Mr Windsor has worked for some years in South Brisbane with the Australian Industry Group. “I help people,” he said, “my role in South Brisbane, mainly in the seat of Griffith, was to bring together schools, community, businesses, industry, government and training institutions to achieve particular outcomes. I have probably set up over 50 projects in South Brisbane, and behind the scenes I have probably influenced thousands of school leavers in their career choice, and helped many businesses in their workforce development.”
Mr Windsor is proposing a model for politics that moves away from the current two-party model, which he considers unproductive. “I don’t want to bag either party, but when I saw the candidates put forward, I thought, ‘nothing is going to happen’. The Libs and Labor don’t get on, they don’t come together, they are never going to come together, whereas I bring people together,” he said.
Mr Windsor is remarkably positive about his chances in this election for a first timer. “I’m in there to make a difference. It would be a tragedy if one of the others got up. It would have a numbing and negative effect. If I got in it would have a positive and uplifting and creative effect,” he told No Fibs.
Mr Windsor comes from Albury-Wodonga and says he moved to Brisbane in 2007 specifically to be involved in the seat of Griffith. He said he knew that this is the best area for his unique skills.
His focus seems to be on the very local, for someone standing for federal parliament. He talks about “community stuff” he wants to achieve, such as a music hub in West End, and a polo pool in Carina.
Issues such as Medicare, he said, “are just crazy, contrived political positions. It just demonstrates how ridiculous the current situation is.”
As a keen biker, Mr Windsor considers that the Newman Government’s (VLAD) laws enacted in 2013 are “draconian in the extreme”.

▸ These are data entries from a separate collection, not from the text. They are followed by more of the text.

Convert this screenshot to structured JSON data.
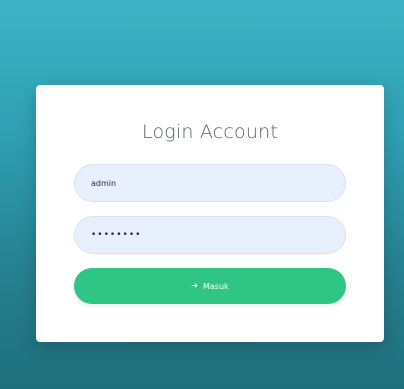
{
  "login": {
    "title": "Login Account",
    "username_value": "admin",
    "password_value": "••••••••",
    "submit_label": "Masuk",
    "submit_icon": "login-arrow-icon"
  },
  "colors": {
    "background_top": "#3cb3c4",
    "background_bottom": "#1f6f7c",
    "input_fill": "#e8f0fe",
    "button": "#2fc685"
  }
}
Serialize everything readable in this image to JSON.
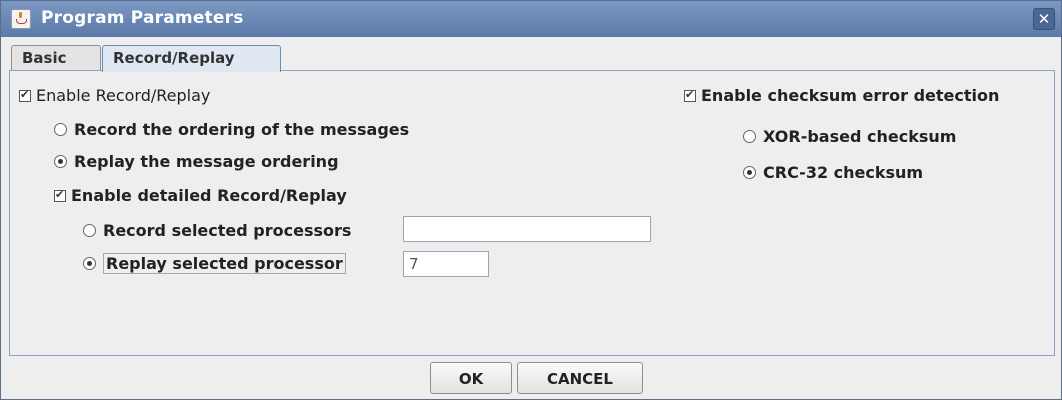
{
  "window": {
    "title": "Program Parameters",
    "close_glyph": "✕"
  },
  "tabs": [
    {
      "label": "Basic",
      "active": false
    },
    {
      "label": "Record/Replay",
      "active": true
    }
  ],
  "record_replay": {
    "enable_label": "Enable Record/Replay",
    "enable_checked": true,
    "record_ordering_label": "Record the ordering of the messages",
    "replay_ordering_label": "Replay the message ordering",
    "ordering_selected": "replay",
    "detailed_label": "Enable detailed Record/Replay",
    "detailed_checked": true,
    "record_selected_label": "Record selected processors",
    "record_selected_value": "",
    "replay_selected_label": "Replay selected processor",
    "replay_selected_value": "7",
    "processor_selected": "replay"
  },
  "checksum": {
    "enable_label": "Enable checksum error detection",
    "enable_checked": true,
    "xor_label": "XOR-based checksum",
    "crc_label": "CRC-32 checksum",
    "selected": "crc"
  },
  "buttons": {
    "ok": "OK",
    "cancel": "CANCEL"
  }
}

He recently offered to meet with the Premier, “to discuss ways we can continue to target and crack down on criminal behaviour while allowing law abiding motorcycle enthusiasts to ride their bikes without fear of being stopped or charged by the Police.”
On preferences, Mr Windsor said he is disappointed that the Greens didn’t give him their first preference. He has preferenced the SPP at number two and the Greens at three. His how-to-vote card suggests ALP and LNP options at positions 8 and 11.
Anthony Ackroyd is a comedian who, among other things, impersonates Kevin Rudd. He is campaigning in this by-election in character using the Rudd persona, standing for the Bullet Train for Australia party.
This seems a risky strategy because the real issues represented by the Bullet Train for Australia party are likely to be lost in the joke. This may indeed be the feedback Mr Ackroyd is receiving, because a few days ago he tweeted: “Could get peeved at unintelligent people who don’t understand political satire is vital to a healthy democracy but I’m having too much fun!”
A spokesperson for the party told me it is a serious one issue party (high speed rail), which does not take itself too seriously. He invited me to send emailed questions to Mr Ackroyd which I have done, but as yet I have not received a response.
The Greens have preferenced Mr Ackroyd at number two, and Travis Windsor tweeted recently that he sees Mr Ackroyd as his main rival.
Further information on Candidates.
Most candidates will participate in the Westender’s candidates’ forum to be held on Wednesday February 5. The Westender invites readers to submit their question on-line.
The Australian Christian Lobby will also be hosting a Candidates’ forum on Monday February 3.